Our first sunrise in Ireland brought in a full day’s worth of activities, the details of which were spelled out in, you guessed it, the schedule, which became known to our group as “the day sheet.”
At 8:15, we all made our way downstairs to the bus, or “the coach”, where we met our driver for the week, Rob, nicknamed “The Scottish Stallion” for his Scottish heritage and overall incredible demeanor. He greeted us with a friendly smile and a few, thickly accented words we could only pretend to understand that early, welcoming us onto what would become somewhat of a home to us for the next 7 days.
Once we were all loaded, Tim took a seat beside Rob and switched on the coach’s microphone to inform us of a few key points, the first of which was that we would start each morning with our “day song.” It would act as a hybrid between a wake up call and a pump up song, gearing us up for the day ahead. And since we were in Ireland, our day song was, appropriately, full of Irish pride, as well as written and performed by Irish band, The Script.
Each morning would start like this, Tim explained, the conclusion of the song acting somewhat as his introduction to stand up and personally welcome us to the day, go over the day sheet, and undoubtedly crack a few jokes.
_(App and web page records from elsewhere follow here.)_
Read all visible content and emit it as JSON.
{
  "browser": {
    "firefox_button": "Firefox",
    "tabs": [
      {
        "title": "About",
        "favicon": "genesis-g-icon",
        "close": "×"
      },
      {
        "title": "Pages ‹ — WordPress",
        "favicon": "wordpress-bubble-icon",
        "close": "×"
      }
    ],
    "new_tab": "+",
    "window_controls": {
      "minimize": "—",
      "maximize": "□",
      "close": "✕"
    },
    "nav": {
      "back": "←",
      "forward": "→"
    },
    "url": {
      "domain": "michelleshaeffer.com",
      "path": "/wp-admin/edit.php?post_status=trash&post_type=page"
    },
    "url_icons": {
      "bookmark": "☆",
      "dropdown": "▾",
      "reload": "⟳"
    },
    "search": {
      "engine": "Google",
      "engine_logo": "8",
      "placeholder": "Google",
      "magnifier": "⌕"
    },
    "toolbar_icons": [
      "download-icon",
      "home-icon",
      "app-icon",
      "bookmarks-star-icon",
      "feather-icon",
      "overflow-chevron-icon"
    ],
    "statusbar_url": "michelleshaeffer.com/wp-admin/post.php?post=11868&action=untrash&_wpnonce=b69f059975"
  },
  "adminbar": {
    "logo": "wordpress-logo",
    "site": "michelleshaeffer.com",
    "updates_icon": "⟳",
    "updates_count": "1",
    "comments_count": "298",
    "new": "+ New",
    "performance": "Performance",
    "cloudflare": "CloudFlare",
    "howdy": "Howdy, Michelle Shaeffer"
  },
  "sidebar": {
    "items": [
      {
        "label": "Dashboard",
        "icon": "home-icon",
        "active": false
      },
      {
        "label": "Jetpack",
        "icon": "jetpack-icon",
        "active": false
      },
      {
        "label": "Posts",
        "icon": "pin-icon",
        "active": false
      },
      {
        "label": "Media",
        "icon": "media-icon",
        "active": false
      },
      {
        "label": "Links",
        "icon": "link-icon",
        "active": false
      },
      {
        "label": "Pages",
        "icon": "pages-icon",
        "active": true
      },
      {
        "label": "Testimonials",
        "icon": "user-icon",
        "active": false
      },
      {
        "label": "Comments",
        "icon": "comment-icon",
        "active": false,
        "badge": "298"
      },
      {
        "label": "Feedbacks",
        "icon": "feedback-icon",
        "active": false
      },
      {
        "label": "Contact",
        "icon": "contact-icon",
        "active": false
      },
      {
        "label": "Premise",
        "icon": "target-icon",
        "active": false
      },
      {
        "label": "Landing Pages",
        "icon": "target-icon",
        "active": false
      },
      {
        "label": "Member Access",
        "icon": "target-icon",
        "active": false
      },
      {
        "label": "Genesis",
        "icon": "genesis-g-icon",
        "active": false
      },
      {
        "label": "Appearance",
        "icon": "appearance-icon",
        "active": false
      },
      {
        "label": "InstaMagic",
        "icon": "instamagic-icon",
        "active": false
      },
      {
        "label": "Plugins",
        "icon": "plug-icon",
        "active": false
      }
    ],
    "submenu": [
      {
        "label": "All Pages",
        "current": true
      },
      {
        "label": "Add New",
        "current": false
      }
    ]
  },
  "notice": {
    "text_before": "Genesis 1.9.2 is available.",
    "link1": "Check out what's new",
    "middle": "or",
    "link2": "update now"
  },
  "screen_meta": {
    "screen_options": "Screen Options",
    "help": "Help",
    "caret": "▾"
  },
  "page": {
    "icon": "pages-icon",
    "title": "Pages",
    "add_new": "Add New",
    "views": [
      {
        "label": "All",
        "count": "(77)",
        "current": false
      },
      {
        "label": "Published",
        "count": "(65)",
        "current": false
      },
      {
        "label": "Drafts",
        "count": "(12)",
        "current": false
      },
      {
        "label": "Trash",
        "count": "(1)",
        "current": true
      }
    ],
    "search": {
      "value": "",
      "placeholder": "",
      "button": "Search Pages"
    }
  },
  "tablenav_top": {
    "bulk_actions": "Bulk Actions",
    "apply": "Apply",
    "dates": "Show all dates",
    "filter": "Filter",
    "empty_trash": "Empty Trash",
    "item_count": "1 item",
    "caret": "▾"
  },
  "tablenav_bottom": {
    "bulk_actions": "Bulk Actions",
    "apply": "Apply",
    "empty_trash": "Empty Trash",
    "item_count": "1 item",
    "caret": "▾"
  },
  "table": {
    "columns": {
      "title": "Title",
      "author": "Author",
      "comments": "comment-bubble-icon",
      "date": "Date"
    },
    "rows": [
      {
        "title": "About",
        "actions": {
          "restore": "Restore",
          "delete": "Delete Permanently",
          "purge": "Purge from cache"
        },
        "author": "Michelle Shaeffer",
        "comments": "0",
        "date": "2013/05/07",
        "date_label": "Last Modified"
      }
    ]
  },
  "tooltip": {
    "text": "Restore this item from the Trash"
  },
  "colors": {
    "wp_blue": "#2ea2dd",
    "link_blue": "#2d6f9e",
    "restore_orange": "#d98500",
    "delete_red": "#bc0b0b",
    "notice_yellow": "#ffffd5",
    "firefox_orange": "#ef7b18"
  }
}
First on the day’s agenda was Kilkenny where, should we choose, we could take a bike tour around the city. And even though I’m about as confident on a bike as a cat is on a skateboard, both me and my sister opted in, figuring when in Kilkenny.
In the end, I couldn’t have been more thrilled with our decision. Our bike tour guide—who, yes, I’ve also forgotten the name of, so why not call him Dave—was incredibly lovely. Not only was he passionate about his city and the history found in and around its streets, he also happened to be completely adorable in the reminds-me-of-my-grandpa kind of way and I couldn’t get enough of him. Not to mention, the city was absolutely gorgeous.
After the bike ride, we had an hour or so before we had to be back on the coach, so me, Natalee, and Sophie, our new friend from Sydney, took a walk down the main street until we found a farmer’s market. From there we would all grab a panini, thus igniting an addiction, as every day after this Natalee and I sought out paninis for lunch no matter where we were. I don’t know what it was (the bread) but there was something about an Irish panini (the bread) that just stole our hearts on the first day, making nothing else sound as good for lunch. I wish I would have written down the name of the booth we grabbed them from so I could give them some much deserved promo. But alas, I had no pen and an empty stomach, making it nearly impossible to bank anything to memory except the taste of the bread, so we’ll just call them “Dave’s Panini’s.” Look them up if you’re ever in Kilkenny.
Once we were back on the coach, we headed to the excursion Natalee had arguably looked forward to the most before arriving: The Jameson Distillery. Being an avid whiskey drinker herself, especially Jameson, she was over the moon when she discovered the distillery tour was offered as part of the trip. In fact, if you ask her, she’d probably tell you it was what ultimately made her click “book.” So you can imagine as we walked through the double doors to find this she was pretty excited:
The tour, while I won’t and can’t go into detail on what it involved, solely because I think it would turn this into a research paper, was incredibly interesting, informative, and ultimately left me wondering: who the hell figured this out? But at the end, when they handed us our free drinks—a cocktail comprised of Jameson and ginger ale which I highly recommend!—I quickly put the question out of my mind. Because no matter how that whiskey got in my glass, I was happy to have it and cheersing errrbody, past and present, who helped get it there.
From the distillery we made our way to our hotel in Cork, where we made a quick change into dinner clothes before hopping back on the coach for a ride in to town.
On the schedule for dinner that night: Clancy’s.
On the menu for dinner that night: vegetable soup, chicken, mashed potatoes, veggies, and for dessert, apple pie.
After dinner, we walked over to the Thomond Bar where I fell in love…with Orchard Thieves, a European cider, which instantly became my go-to drink for the remainder of the trip. I grabbed a pint and took a seat at a table with some new friends, who instantly became closer friends as we spent a solid 30 minutes exchanging pictures of our dogs. We chatted and “awwwed” and tried not to give in on how badly we missed our furry friends, then we made our way over to the bar where we listened to some more live music—probably from a guy named Dave—and eventually walked ourselves home, feeling buzzed and excited and more Irish by the minute.